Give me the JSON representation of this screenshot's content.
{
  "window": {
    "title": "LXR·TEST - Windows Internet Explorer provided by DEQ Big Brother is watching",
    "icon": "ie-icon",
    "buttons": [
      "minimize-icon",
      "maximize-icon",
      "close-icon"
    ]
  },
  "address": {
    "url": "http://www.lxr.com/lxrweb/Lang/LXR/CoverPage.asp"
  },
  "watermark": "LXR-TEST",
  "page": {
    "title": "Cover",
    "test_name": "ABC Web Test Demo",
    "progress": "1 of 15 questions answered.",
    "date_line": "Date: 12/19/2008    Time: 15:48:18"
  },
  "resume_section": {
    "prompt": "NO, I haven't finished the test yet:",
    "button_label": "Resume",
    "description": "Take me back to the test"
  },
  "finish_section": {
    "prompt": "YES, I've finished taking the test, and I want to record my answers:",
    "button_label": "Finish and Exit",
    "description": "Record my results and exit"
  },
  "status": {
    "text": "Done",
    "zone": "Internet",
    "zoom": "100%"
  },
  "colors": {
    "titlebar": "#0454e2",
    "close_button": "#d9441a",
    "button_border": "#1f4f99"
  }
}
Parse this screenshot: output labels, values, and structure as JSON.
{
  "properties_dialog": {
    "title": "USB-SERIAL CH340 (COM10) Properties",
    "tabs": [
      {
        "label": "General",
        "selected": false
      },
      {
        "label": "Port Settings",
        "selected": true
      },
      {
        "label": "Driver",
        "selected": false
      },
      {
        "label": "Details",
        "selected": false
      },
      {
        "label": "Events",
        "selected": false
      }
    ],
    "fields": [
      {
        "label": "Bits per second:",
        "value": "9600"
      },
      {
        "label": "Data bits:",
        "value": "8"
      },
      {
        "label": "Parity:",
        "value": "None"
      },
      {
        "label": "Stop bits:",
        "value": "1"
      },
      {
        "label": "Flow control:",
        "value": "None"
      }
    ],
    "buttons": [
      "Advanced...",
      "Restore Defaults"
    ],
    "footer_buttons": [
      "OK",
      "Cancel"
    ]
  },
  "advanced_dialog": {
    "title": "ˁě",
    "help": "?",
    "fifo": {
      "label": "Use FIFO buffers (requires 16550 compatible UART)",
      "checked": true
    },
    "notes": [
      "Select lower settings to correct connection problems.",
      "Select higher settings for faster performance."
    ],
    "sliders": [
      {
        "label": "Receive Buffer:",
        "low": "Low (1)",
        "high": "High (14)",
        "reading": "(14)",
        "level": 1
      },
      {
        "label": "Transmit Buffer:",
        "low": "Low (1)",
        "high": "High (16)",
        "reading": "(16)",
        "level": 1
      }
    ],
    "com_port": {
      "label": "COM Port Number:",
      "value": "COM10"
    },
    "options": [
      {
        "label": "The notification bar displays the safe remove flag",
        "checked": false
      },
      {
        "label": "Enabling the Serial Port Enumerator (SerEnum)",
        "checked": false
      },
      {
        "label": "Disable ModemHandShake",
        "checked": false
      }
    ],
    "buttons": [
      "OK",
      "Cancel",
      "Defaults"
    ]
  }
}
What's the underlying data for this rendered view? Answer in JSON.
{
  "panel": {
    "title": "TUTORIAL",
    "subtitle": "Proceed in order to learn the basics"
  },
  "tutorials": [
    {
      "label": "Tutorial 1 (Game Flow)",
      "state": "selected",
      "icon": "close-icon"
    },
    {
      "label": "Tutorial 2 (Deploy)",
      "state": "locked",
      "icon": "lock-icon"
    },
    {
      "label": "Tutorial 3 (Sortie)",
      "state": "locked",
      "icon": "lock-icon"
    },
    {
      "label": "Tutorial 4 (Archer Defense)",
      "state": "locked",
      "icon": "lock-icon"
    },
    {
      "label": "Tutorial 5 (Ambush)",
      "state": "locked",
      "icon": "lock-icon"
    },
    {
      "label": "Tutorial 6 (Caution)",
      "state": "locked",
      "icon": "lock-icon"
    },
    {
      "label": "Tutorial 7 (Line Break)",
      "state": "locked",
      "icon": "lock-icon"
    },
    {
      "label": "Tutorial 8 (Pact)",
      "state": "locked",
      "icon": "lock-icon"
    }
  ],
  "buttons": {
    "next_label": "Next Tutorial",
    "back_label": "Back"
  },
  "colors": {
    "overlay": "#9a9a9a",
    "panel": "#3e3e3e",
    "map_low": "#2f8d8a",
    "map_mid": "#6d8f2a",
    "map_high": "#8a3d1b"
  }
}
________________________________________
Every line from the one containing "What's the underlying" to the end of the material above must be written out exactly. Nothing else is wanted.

## SOLVED EXERCISE
What's the underlying data for this rendered view? Answer in JSON.
{
  "panel": {
    "title": "TUTORIAL",
    "subtitle": "Proceed in order to learn the basics"
  },
  "tutorials": [
    {
      "label": "Tutorial 1 (Game Flow)",
      "state": "selected",
      "icon": "close-icon"
    },
    {
      "label": "Tutorial 2 (Deploy)",
      "state": "locked",
      "icon": "lock-icon"
    },
    {
      "label": "Tutorial 3 (Sortie)",
      "state": "locked",
      "icon": "lock-icon"
    },
    {
      "label": "Tutorial 4 (Archer Defense)",
      "state": "locked",
      "icon": "lock-icon"
    },
    {
      "label": "Tutorial 5 (Ambush)",
      "state": "locked",
      "icon": "lock-icon"
    },
    {
      "label": "Tutorial 6 (Caution)",
      "state": "locked",
      "icon": "lock-icon"
    },
    {
      "label": "Tutorial 7 (Line Break)",
      "state": "locked",
      "icon": "lock-icon"
    },
    {
      "label": "Tutorial 8 (Pact)",
      "state": "locked",
      "icon": "lock-icon"
    }
  ],
  "buttons": {
    "next_label": "Next Tutorial",
    "back_label": "Back"
  },
  "colors": {
    "overlay": "#9a9a9a",
    "panel": "#3e3e3e",
    "map_low": "#2f8d8a",
    "map_mid": "#6d8f2a",
    "map_high": "#8a3d1b"
  }
}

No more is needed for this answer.